PROBLEM: All lines in the material with the string "Créditos" should be listed.

TASK DATA:
--------------------------------------------------

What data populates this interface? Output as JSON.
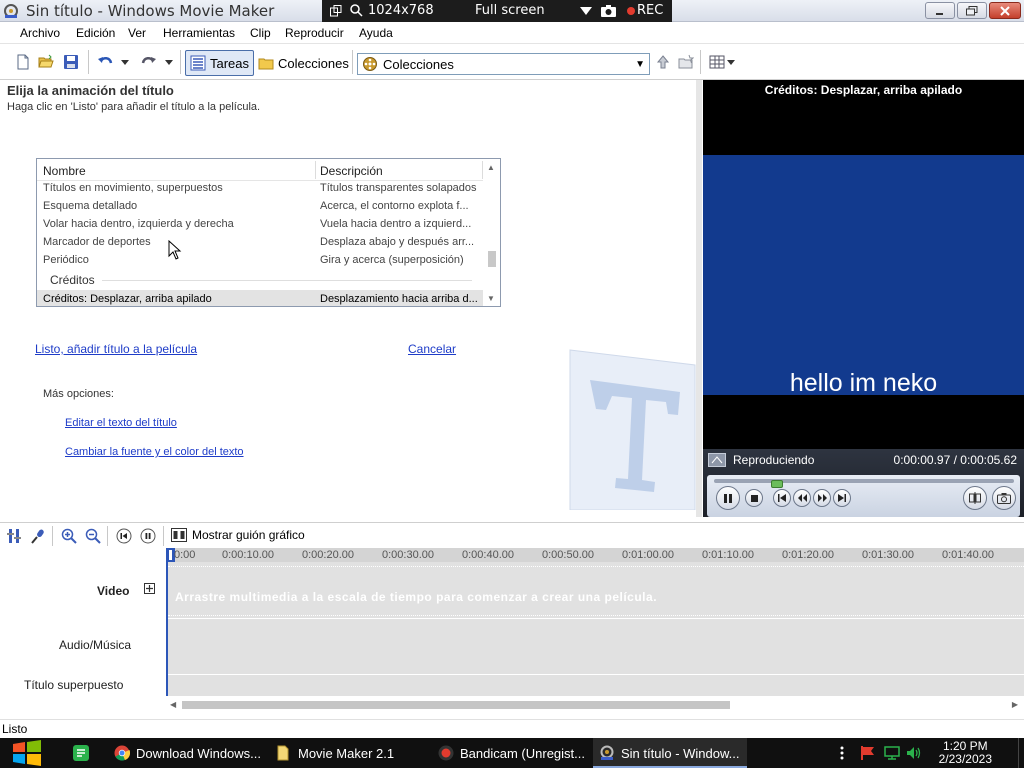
{
  "window": {
    "title": "Sin título - Windows Movie Maker"
  },
  "recorder": {
    "resolution": "1024x768",
    "mode": "Full screen",
    "rec_label": "REC"
  },
  "menu": [
    "Archivo",
    "Edición",
    "Ver",
    "Herramientas",
    "Clip",
    "Reproducir",
    "Ayuda"
  ],
  "toolbar": {
    "tasks_label": "Tareas",
    "collections_label": "Colecciones",
    "collections_combo_value": "Colecciones"
  },
  "task_pane": {
    "title": "Elija la animación del título",
    "subtitle": "Haga clic en 'Listo' para añadir el título a la película.",
    "list": {
      "columns": [
        "Nombre",
        "Descripción"
      ],
      "rows": [
        {
          "name": "Títulos en movimiento, superpuestos",
          "desc": "Títulos transparentes solapados"
        },
        {
          "name": "Esquema detallado",
          "desc": "Acerca, el contorno explota f..."
        },
        {
          "name": "Volar hacia dentro, izquierda y derecha",
          "desc": "Vuela hacia dentro a izquierd..."
        },
        {
          "name": "Marcador de deportes",
          "desc": "Desplaza abajo y después arr..."
        },
        {
          "name": "Periódico",
          "desc": "Gira y acerca (superposición)"
        }
      ],
      "group_label": "Créditos",
      "selected_row": {
        "name": "Créditos: Desplazar, arriba apilado",
        "desc": "Desplazamiento hacia arriba d..."
      }
    },
    "done_link": "Listo, añadir título a la película",
    "cancel_link": "Cancelar",
    "more_options_label": "Más opciones:",
    "edit_text_link": "Editar el texto del título",
    "change_font_link": "Cambiar la fuente y el color del texto"
  },
  "preview": {
    "title": "Créditos: Desplazar, arriba apilado",
    "video_text": "hello im neko",
    "status": "Reproduciendo",
    "time": "0:00:00.97 / 0:00:05.62",
    "playback_fraction": 0.17
  },
  "timeline": {
    "storyboard_label": "Mostrar guión gráfico",
    "ruler_ticks": [
      "0:00",
      "0:00:10.00",
      "0:00:20.00",
      "0:00:30.00",
      "0:00:40.00",
      "0:00:50.00",
      "0:01:00.00",
      "0:01:10.00",
      "0:01:20.00",
      "0:01:30.00",
      "0:01:40.00"
    ],
    "video_track_label": "Video",
    "video_track_message": "Arrastre multimedia a la escala de tiempo para comenzar a crear una película.",
    "audio_track_label": "Audio/Música",
    "title_track_label": "Título superpuesto"
  },
  "status_bar": {
    "text": "Listo"
  },
  "taskbar": {
    "tasks": [
      {
        "label": "Download Windows...",
        "icon": "chrome-icon"
      },
      {
        "label": "Movie Maker 2.1",
        "icon": "folder-icon"
      },
      {
        "label": "Bandicam (Unregist...",
        "icon": "bandicam-icon"
      },
      {
        "label": "Sin título - Window...",
        "icon": "movie-maker-icon"
      }
    ],
    "time": "1:20 PM",
    "date": "2/23/2023"
  },
  "colors": {
    "video_background": "#123a8e",
    "link": "#1e3cc8",
    "taskbar": "#101010"
  }
}
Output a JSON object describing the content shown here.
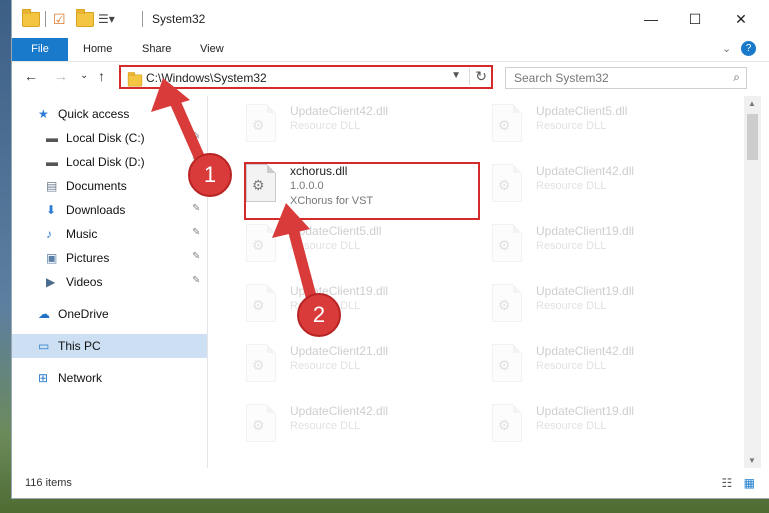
{
  "window": {
    "title": "System32",
    "controls": {
      "minimize": "—",
      "maximize": "☐",
      "close": "✕"
    }
  },
  "ribbon": {
    "tabs": [
      "File",
      "Home",
      "Share",
      "View"
    ],
    "help": "?",
    "collapse": "⌄"
  },
  "nav": {
    "back": "←",
    "forward": "→",
    "recent": "⌄",
    "up": "↑",
    "address": "C:\\Windows\\System32",
    "search_placeholder": "Search System32"
  },
  "sidebar": {
    "items": [
      {
        "label": "Quick access",
        "icon": "star-icon",
        "sub": false,
        "pin": false
      },
      {
        "label": "Local Disk (C:)",
        "icon": "drive-icon",
        "sub": true,
        "pin": true
      },
      {
        "label": "Local Disk (D:)",
        "icon": "drive-icon",
        "sub": true,
        "pin": true
      },
      {
        "label": "Documents",
        "icon": "documents-icon",
        "sub": true,
        "pin": true
      },
      {
        "label": "Downloads",
        "icon": "download-icon",
        "sub": true,
        "pin": true
      },
      {
        "label": "Music",
        "icon": "music-icon",
        "sub": true,
        "pin": true
      },
      {
        "label": "Pictures",
        "icon": "pictures-icon",
        "sub": true,
        "pin": true
      },
      {
        "label": "Videos",
        "icon": "videos-icon",
        "sub": true,
        "pin": true
      },
      {
        "label": "OneDrive",
        "icon": "cloud-icon",
        "sub": false,
        "pin": false
      },
      {
        "label": "This PC",
        "icon": "computer-icon",
        "sub": false,
        "pin": false,
        "active": true
      },
      {
        "label": "Network",
        "icon": "network-icon",
        "sub": false,
        "pin": false
      }
    ]
  },
  "files": {
    "left": [
      {
        "name": "UpdateClient42.dll",
        "type": "Resource DLL"
      },
      {
        "name": "xchorus.dll",
        "version": "1.0.0.0",
        "type": "XChorus for VST",
        "highlight": true
      },
      {
        "name": "UpdateClient5.dll",
        "type": "Resource DLL"
      },
      {
        "name": "UpdateClient19.dll",
        "type": "Resource DLL"
      },
      {
        "name": "UpdateClient21.dll",
        "type": "Resource DLL"
      },
      {
        "name": "UpdateClient42.dll",
        "type": "Resource DLL"
      }
    ],
    "right": [
      {
        "name": "UpdateClient5.dll",
        "type": "Resource DLL"
      },
      {
        "name": "UpdateClient42.dll",
        "type": "Resource DLL"
      },
      {
        "name": "UpdateClient19.dll",
        "type": "Resource DLL"
      },
      {
        "name": "UpdateClient19.dll",
        "type": "Resource DLL"
      },
      {
        "name": "UpdateClient42.dll",
        "type": "Resource DLL"
      },
      {
        "name": "UpdateClient19.dll",
        "type": "Resource DLL"
      }
    ]
  },
  "status": {
    "count": "116 items"
  },
  "annotations": {
    "badge1": "1",
    "badge2": "2"
  },
  "colors": {
    "accent": "#1979ca",
    "highlight": "#d42a2a",
    "selection": "#ccdff3"
  }
}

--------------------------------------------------

EXERCISE ANSWER:
      "group_label": "Créditos",
        "name": "Créditos: Desplazar, arriba apilado",
    "title": "Créditos: Desplazar, arriba apilado",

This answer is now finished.